Here’s another pairing which shows how the affinities often work on a textual level as well as visual. On the left is a marbled endpaper, on the right a tattooed man (with excellent centre-parting). Before anything is known about the images, they seem to just really work together — something about the colours and the sepia, and the juxtaposition of these very different visual fields. And there’s, of course, something immediately resonant in the double presence of ink here, in the marbling and the tattoos. But then a glance at the captions reveals further resonance. We learn the man is a German stowaway photographed on Ellis island before being deported, a fact which brings the sea-like pattern of the endpaper to the fore (already in place, in fact, as the preceding spread is of Japanese wave prints). And then we see that the endpapers are for a 1640 play called The Noble Stranger, a title which plays off the immigration history of Ellis Island and this rejected stowaway in particular.
It’s not necessarily a case of readers needing to see all these things, like a code to be cracked, but rather about creating a space alive and teeming with such possibilities, a playful and imaginative space into which readers might bring connections I’ve never even considered — new ways of seeing and creating meaning. This can be purely between the images on the page, but also even incorporate things experienced beyond the confines of the page — in the room in which the reader sits, a song playing in the background, a dream they had that morning. The idea is to make these historical images come alive in a new context, tease out connections (both explicit and subterranean) while very much respecting each image's specific historical context (which is often key to the resonance explored) — in this respect, the grouping of images evokes more the tradition of montage than collage. This aspect comes through particularly in the spreads where there’s a constellation of several images across the pages, each playing off the other. Here’s one about parcelling things up: connecting the rituals of dining and ancient sacrifice.
For more info about the book — and to grab your copy — visit the crowdfunding page on the publisher Volume's website.
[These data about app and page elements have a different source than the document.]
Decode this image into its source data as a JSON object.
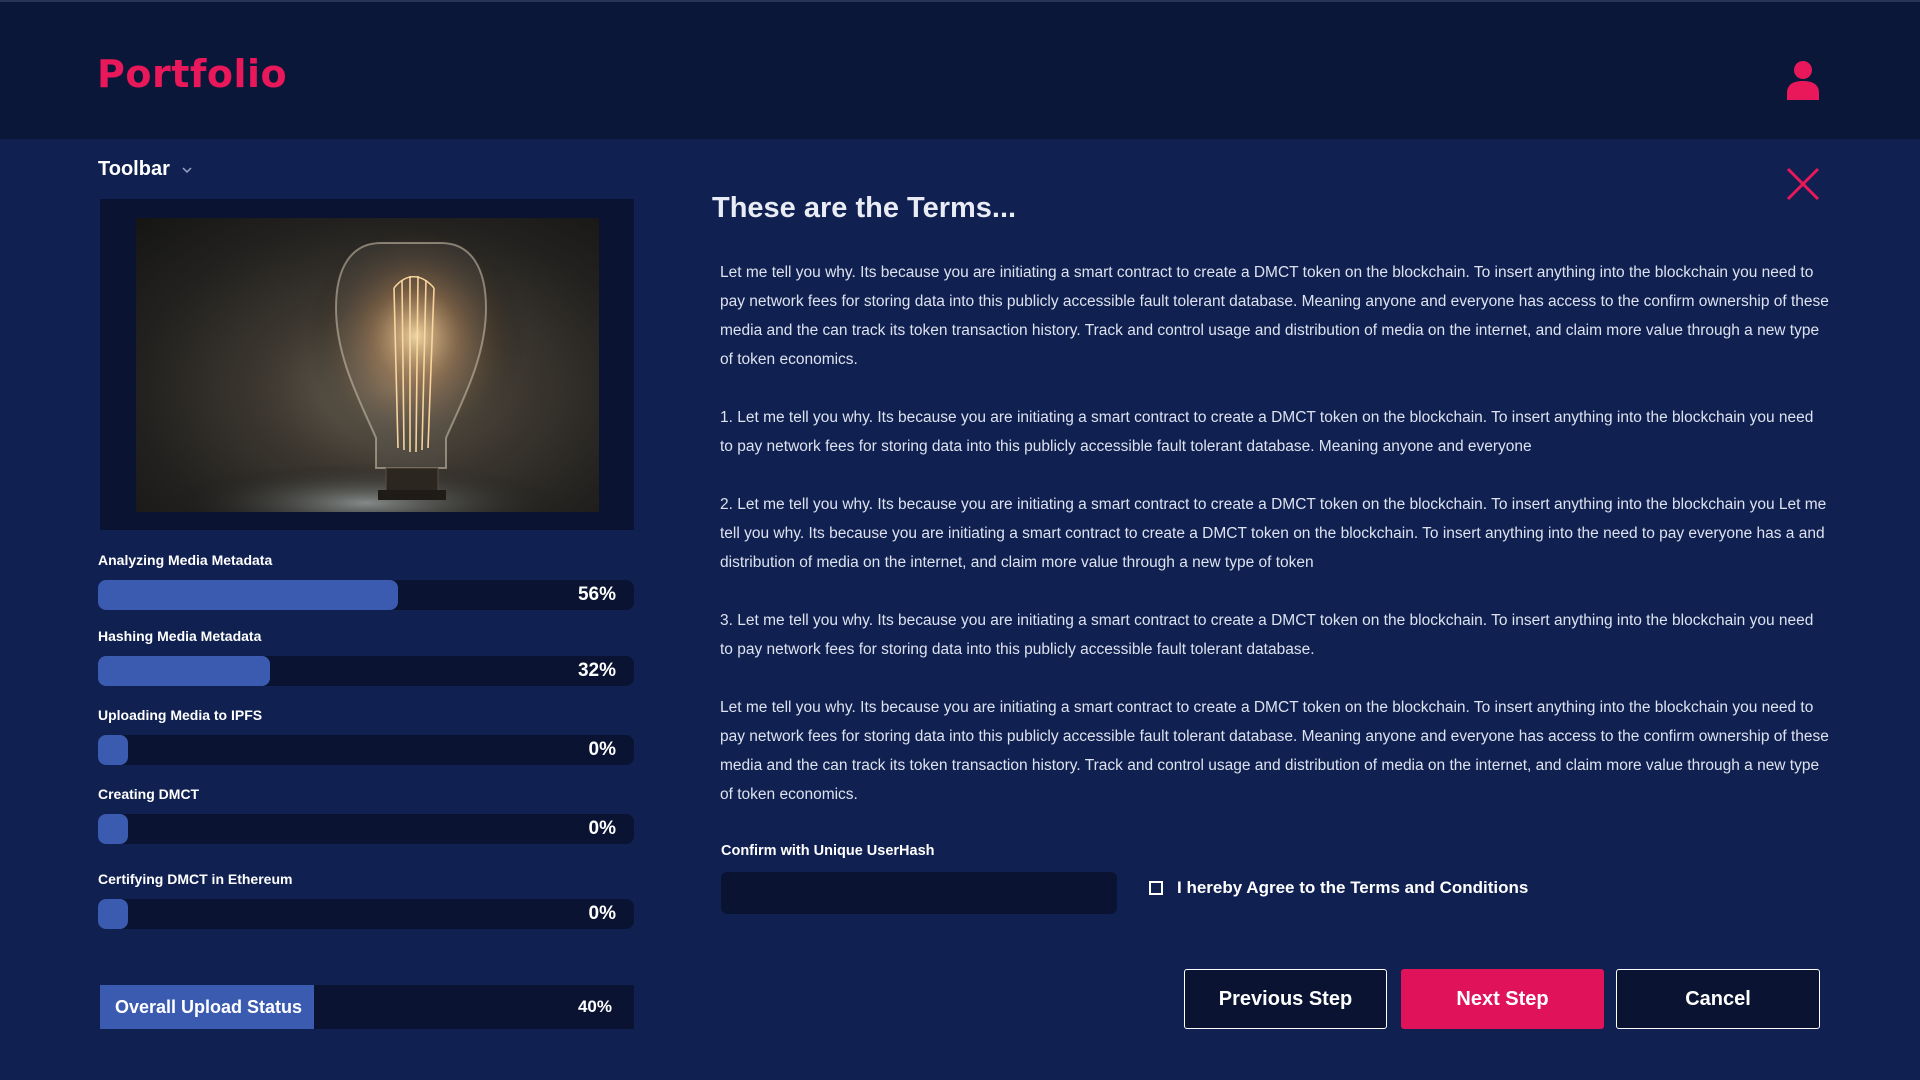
{
  "header": {
    "logo": "Portfolio",
    "brand_color": "#e8185a",
    "user_icon": "user-icon"
  },
  "sidebar": {
    "toolbar_label": "Toolbar",
    "media_image": "light-bulb-photo",
    "progress": [
      {
        "label": "Analyzing Media Metadata",
        "value": 56,
        "display": "56%"
      },
      {
        "label": "Hashing Media Metadata",
        "value": 32,
        "display": "32%"
      },
      {
        "label": "Uploading Media to IPFS",
        "value": 0,
        "display": "0%"
      },
      {
        "label": "Creating DMCT",
        "value": 0,
        "display": "0%"
      },
      {
        "label": "Certifying DMCT in Ethereum",
        "value": 0,
        "display": "0%"
      }
    ],
    "overall": {
      "label": "Overall Upload Status",
      "value": 40,
      "display": "40%"
    }
  },
  "terms": {
    "title": "These are the Terms...",
    "paragraphs": [
      "Let me tell you why. Its because you are initiating a smart contract to create a DMCT token on the blockchain. To insert anything into the blockchain you need to pay network fees for storing data into this publicly accessible fault tolerant database. Meaning anyone and everyone has access to the confirm ownership of these media and the can track its token transaction history.  Track and control usage and distribution of media on the internet, and claim more value through a new type of token economics.",
      "1. Let me tell you why. Its because you are initiating a smart contract to create a DMCT token on the blockchain. To insert anything into the blockchain you need to pay network fees for storing data into this publicly accessible fault tolerant database. Meaning anyone and everyone",
      "2. Let me tell you why. Its because you are initiating a smart contract to create a DMCT token on the blockchain. To insert anything into the blockchain you Let me tell you why. Its because you are initiating a smart contract to create a DMCT token on the blockchain. To insert anything into the need to pay everyone has a and distribution of media on the internet, and claim more value through a new type of token",
      "3. Let me tell you why. Its because you are initiating a smart contract to create a DMCT token on the blockchain. To insert anything into the blockchain you need to pay network fees for storing data into this publicly accessible fault tolerant database.",
      "Let me tell you why. Its because you are initiating a smart contract to create a DMCT token on the blockchain. To insert anything into the blockchain you need to pay network fees for storing data into this publicly accessible fault tolerant database. Meaning anyone and everyone has access to the confirm ownership of these media and the can track its token transaction history.  Track and control usage and distribution of media on the internet, and claim more value through a new type of token economics."
    ],
    "hash_label": "Confirm with Unique UserHash",
    "hash_value": "",
    "agree_label": "I hereby Agree to the Terms and Conditions",
    "agree_checked": false
  },
  "buttons": {
    "previous": "Previous Step",
    "next": "Next Step",
    "cancel": "Cancel"
  },
  "colors": {
    "background": "#102050",
    "header": "#0b1739",
    "panel": "#0a1432",
    "progress_fill": "#3a5bb0",
    "accent": "#e0125a"
  }
}
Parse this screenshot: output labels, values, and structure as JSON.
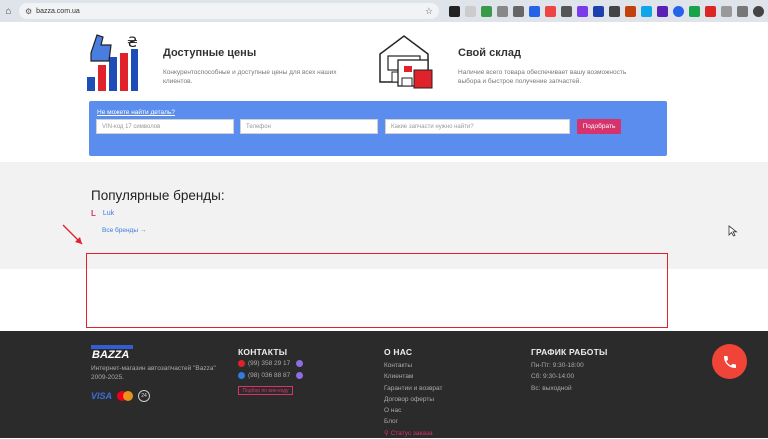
{
  "browser": {
    "url": "bazza.com.ua"
  },
  "features": [
    {
      "title": "Доступные цены",
      "text": "Конкурентоспособные и доступные цены для всех наших клиентов."
    },
    {
      "title": "Свой склад",
      "text": "Наличие всего товара обеспечивает вашу возможность выбора и быстрое получение запчастей."
    }
  ],
  "search": {
    "hint": "Не можете найти деталь?",
    "vin_placeholder": "VIN-код 17 символов",
    "phone_placeholder": "Телефон",
    "parts_placeholder": "Какие запчасти нужно найти?",
    "button": "Подобрать"
  },
  "brands": {
    "title": "Популярные бренды:",
    "items": [
      {
        "mark": "L",
        "name": "Luk"
      }
    ],
    "all_link": "Все бренды →"
  },
  "footer": {
    "logo": "BAZZA",
    "description": "Интернет-магазин автозапчастей \"Bazza\" 2009-2025.",
    "payments": {
      "visa": "VISA",
      "age": "24"
    },
    "contacts": {
      "title": "КОНТАКТЫ",
      "phone1": "(99) 358 29 17",
      "phone2": "(98) 036 88 87",
      "callback": "Подбор по вин-коду"
    },
    "about": {
      "title": "О НАС",
      "links": [
        "Контакты",
        "Клиентам",
        "Гарантии и возврат",
        "Договор оферты",
        "О нас",
        "Блог"
      ],
      "status": "Статус заказа"
    },
    "schedule": {
      "title": "ГРАФИК РАБОТЫ",
      "lines": [
        "Пн-Пт: 9:30-18:00",
        "Сб: 9:30-14:00",
        "Вс: выходной"
      ]
    }
  },
  "colors": {
    "accent": "#d6336c",
    "panel": "#5b8def",
    "footer": "#2b2b2b",
    "fab": "#f04438"
  }
}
This edition — with a chance to have your name in the book — is available exclusively through the crowdfunder which ends on Friday June 4th, so don't delay if you want a copy!